In Gouin's case, she discovered Holly's work later in life. She owns a five-volume set of his work.

"I'm totally a huge fan of Buddy's music," she said. "It was a huge loss. I think he would have had an even bigger influence on music if he had lived." Gouin shares her memories of that day

Beverly Cummins clearly remembers hearing about the tragedy as well. Her sister and cousin had spent the night at her house. "My cousin had a crush on Ritchie Valens and played his 45 record 'Donna' the night before, among others."

That morning, she heard her cousin screaming as a radio station delivered the news. "I heard it for myself about an hour later," she said. "It was stunning, and I started crying because she was crying. Even though I was 7, I knew what death meant."

Her cousin continually played records by Valens "while young and old tried to absorb how a series of tragic circumstances could have taken these three so young and full of life and promise."

Cummins said her cousin had her friends over for a memorial sleepover. "They even got the Ouija board out to see if they could contact them. It was quickly put away when it scared everybody enough.

"I can hardly conceive that 50 years have passed since this defining moment in my own little life." How teens of the time paid tribute to the trio

Cliff Giles attended Lubbock High School in Lubbock, Texas, the same school Holly had attended a few years earlier. He was eating at a nearby restaurant when he heard the news. "I remember thinking that it was a shame his life and career ended so quickly," he said.

Giles never met Holly but became a fan of his music from listening to the radio at the time. "Like most teenagers then, I liked his early, up-tempo music best," he said. "I remember kids complaining about how he had turned soft with the orchestra-backed album." Concert re-creates final tour

Giles, a pilot, said, "It's probably easier for me to imagine the panic that gripped the very young pilot as he came to realize that he had lost control of the airplane on that dark and stormy night, and how easily it can happen."

During the 40th reunion of his high school class, Giles toured the building where both he and Holly received their education.

He says, "I'm proud of the photo that my son -- also a Buddy Holly fan -- made of me standing by a plaque commemorating Buddy's homeroom." Read more about Holly's fellow alumnus

Robert Graham grew up in his parents' record shop in the 1950s and remembers listening to Buddy Holly's music often. He said Holly "wrote about what you were living at the time, what kids were going through," and that's why his death affected so many.

He remembers his sisters, who were 11 and 13 at the time, crying upon hearing the news. Watch Graham remember early era of rock

George Spink, a freshman at the University of California, Santa Barbara in 1959, was listening to the radio as usual when the news was announced.

"We couldn't believe it. It just seemed unreal," he said. "It was really sad to hear that three of them were killed at one time. Plus, these guys were only four or five years older than me."

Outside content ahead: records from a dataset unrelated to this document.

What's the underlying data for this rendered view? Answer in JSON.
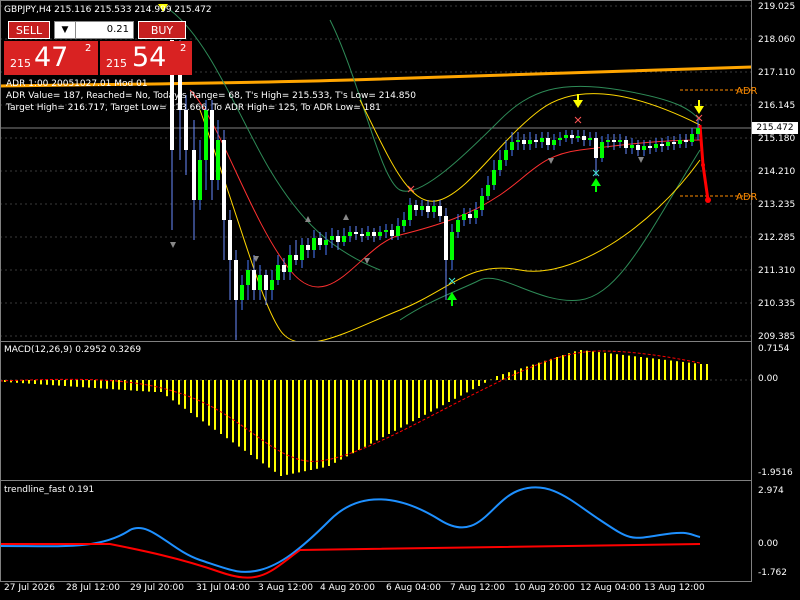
{
  "symbol_line": "GBPJPY,H4  215.116 215.533 214.999 215.472",
  "trade_panel": {
    "sell_label": "SELL",
    "buy_label": "BUY",
    "lots": "0.21",
    "sell_price_small": "215",
    "sell_price_big": "47",
    "sell_price_sup": "2",
    "buy_price_small": "215",
    "buy_price_big": "54",
    "buy_price_sup": "2"
  },
  "info_lines": [
    "ADR 1:00 20051027.01 Mod 01",
    "ADR Value= 187, Reached= No, Today's Range= 68, T's High= 215.533, T's Low= 214.850",
    "Target High= 216.717, Target Low= 213.666, To ADR High= 125, To ADR Low= 181"
  ],
  "price_axis": [
    "219.025",
    "218.060",
    "217.110",
    "216.145",
    "215.180",
    "214.210",
    "213.235",
    "212.285",
    "211.310",
    "210.335",
    "209.385"
  ],
  "current_price": "215.472",
  "adr_label": "ADR",
  "macd": {
    "label": "MACD(12,26,9) 0.2952 0.3269",
    "axis": [
      "0.7154",
      "0.00",
      "-1.9516"
    ]
  },
  "trendline": {
    "label": "trendline_fast 0.191",
    "axis": [
      "2.974",
      "0.00",
      "-1.762"
    ]
  },
  "dates": [
    "27 Jul 2026",
    "28 Jul 12:00",
    "29 Jul 20:00",
    "31 Jul 04:00",
    "3 Aug 12:00",
    "4 Aug 20:00",
    "6 Aug 04:00",
    "7 Aug 12:00",
    "10 Aug 20:00",
    "12 Aug 04:00",
    "13 Aug 12:00"
  ],
  "colors": {
    "bull": "#00ff00",
    "bear": "#ffffff",
    "orange": "#ffa500",
    "macd_hist": "#ffff00",
    "signal": "#ff0000",
    "blue": "#1e90ff"
  },
  "icons": {
    "down_arrow": "down-arrow-icon",
    "up_arrow": "up-arrow-icon"
  }
}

Later that day, Spink saw his girlfriend. "She was crying her eyes out because she was such a big fan of Buddy Holly." College student talks about being named Peggy Sue

Spink enjoyed the Big Bopper's music, in particular. "He had a good sense of humor; he was fun to watch and didn't seem to take himself so seriously."

Spink remembers being first drawn to rock 'n' roll music around the time "Blackboard Jungle" was released. The 1955 film included the song "Rock Around the Clock" by Bill Haley & His Comets.

"That was big among my friends in high school," Spink said. "We really liked a lot of rock and roll, rhythm and blues especially."

As he was posting his iReport, Spink listened once again to some of the music of Holly, Valens and the Big Bopper and says it still holds up today. "I have a lot of good memories of when rock 'n' roll first began, and they were a part of it." "The day what music died?"

Spink also recalls McLean's 1971 song with the famous lyrics about "the day the music died."

"I thought that was going too far, music didn't die," he says. "Their music didn't die; it has lived on for 50 years now."

All About Buddy HollyRitchie Valens

  • E-mail
  • Save
  • Print